EL PASO, Texas - If downtown El Paso construction is a headache for drivers, it is a migraine for Sun Metro.
City officials report on-time performance and ridership are down.
Sun Metro Director Jay Banasiak said the detours, orange cones and street closures aren't the only thing keeping people from catching a bus.
"When gas prices went down, the devalue of the peso, easy car loans, you see a lot more new cars out there. That hurt our ridership there, because it was just easier to do that. It was cheaper to do that," Banasiak said.
The El Paso city manager cautions City Council representatives that the cost of Sun Metro's expansion is outpacing revenue. The trend dates back about a year and a half.
Banasiak said right now ridership is down about 8 percent.
But the agency is banking on Brio to bring it back on track.
Banasiak painted the picture for City Council members at Tuesday's meeting. But he did have some good news. He said collisions are down and more people are riding Brio.
City Reps. Claudia Ordaz and Peter Svarzbein suggested extending Brio's hours, but City Manager Tommy Gonzalez jumped in with words of caution.
"We keep adding routes, we keep adding stations and the expenses are overtaking our revenues. So there is not enough revenues coming in to pay for all the expansion that is taking place in the last five or six years," Gonzalez said.
Sun Metro officials believe the faster Brios will become the main mode of transportation for bus service. The agency plans to have three routes, Mesa, Dyer and Alameda, running by 2018.
Rep. Ordaz said keeping the Brios running later may help cut down on drunk driving.
"I think when we get all those routes going, we hope that ridership will be increasing and if that happens then we will restructure the rest of the fixed routes out there. I think maybe we can look at that, but we are talking years," Banasiak said.

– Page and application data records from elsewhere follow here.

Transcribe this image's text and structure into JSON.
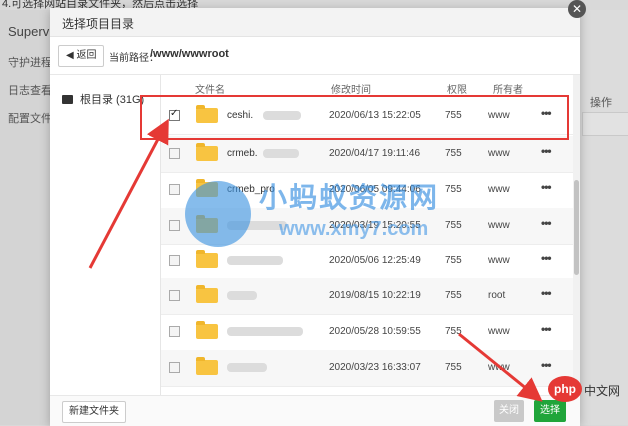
{
  "background": {
    "caption": "4.可选择网站目录文件夹，然后点击选择",
    "sidebar": {
      "brand": "Supervis",
      "items": [
        "守护进程管",
        "日志查看",
        "配置文件"
      ]
    },
    "right_label": "操作"
  },
  "dialog": {
    "title": "选择项目目录",
    "back_label": "返回",
    "path_label": "当前路径：",
    "path_value": "/www/wwwroot",
    "root_label": "根目录 (31G)",
    "columns": {
      "name": "文件名",
      "mtime": "修改时间",
      "perm": "权限",
      "owner": "所有者"
    },
    "rows": [
      {
        "name": "ceshi.",
        "date": "2020/06/13 15:22:05",
        "perm": "755",
        "owner": "www",
        "checked": true
      },
      {
        "name": "crmeb.",
        "date": "2020/04/17 19:11:46",
        "perm": "755",
        "owner": "www",
        "checked": false
      },
      {
        "name": "crmeb_pro",
        "date": "2020/06/05 09:44:06",
        "perm": "755",
        "owner": "www",
        "checked": false
      },
      {
        "name": "",
        "date": "2020/03/19 15:20:55",
        "perm": "755",
        "owner": "www",
        "checked": false
      },
      {
        "name": "",
        "date": "2020/05/06 12:25:49",
        "perm": "755",
        "owner": "www",
        "checked": false
      },
      {
        "name": "",
        "date": "2019/08/15 10:22:19",
        "perm": "755",
        "owner": "root",
        "checked": false
      },
      {
        "name": "",
        "date": "2020/05/28 10:59:55",
        "perm": "755",
        "owner": "www",
        "checked": false
      },
      {
        "name": "",
        "date": "2020/03/23 16:33:07",
        "perm": "755",
        "owner": "www",
        "checked": false
      }
    ],
    "more_label": "•••",
    "new_folder_label": "新建文件夹",
    "close_label": "关闭",
    "select_label": "选择"
  },
  "watermark": {
    "title": "小蚂蚁资源网",
    "url": "www.xmy7.com"
  },
  "php_badge": {
    "logo": "php",
    "text": "中文网"
  },
  "colors": {
    "accent_green": "#20a53a",
    "highlight_red": "#e53935",
    "folder": "#f8c441"
  }
}
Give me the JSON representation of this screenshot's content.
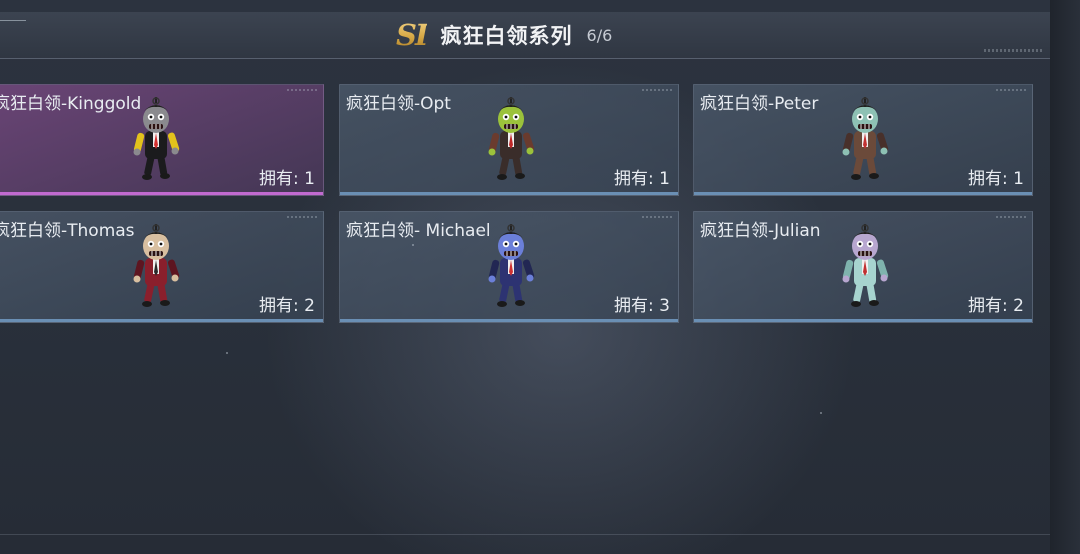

"But he also needs to structure the debt in such a way that the debt keeps getting paid as well," Gonzalez added.
Sun Metro officials plan to rework routes in order to save money. The agency's next budget season starts this summer.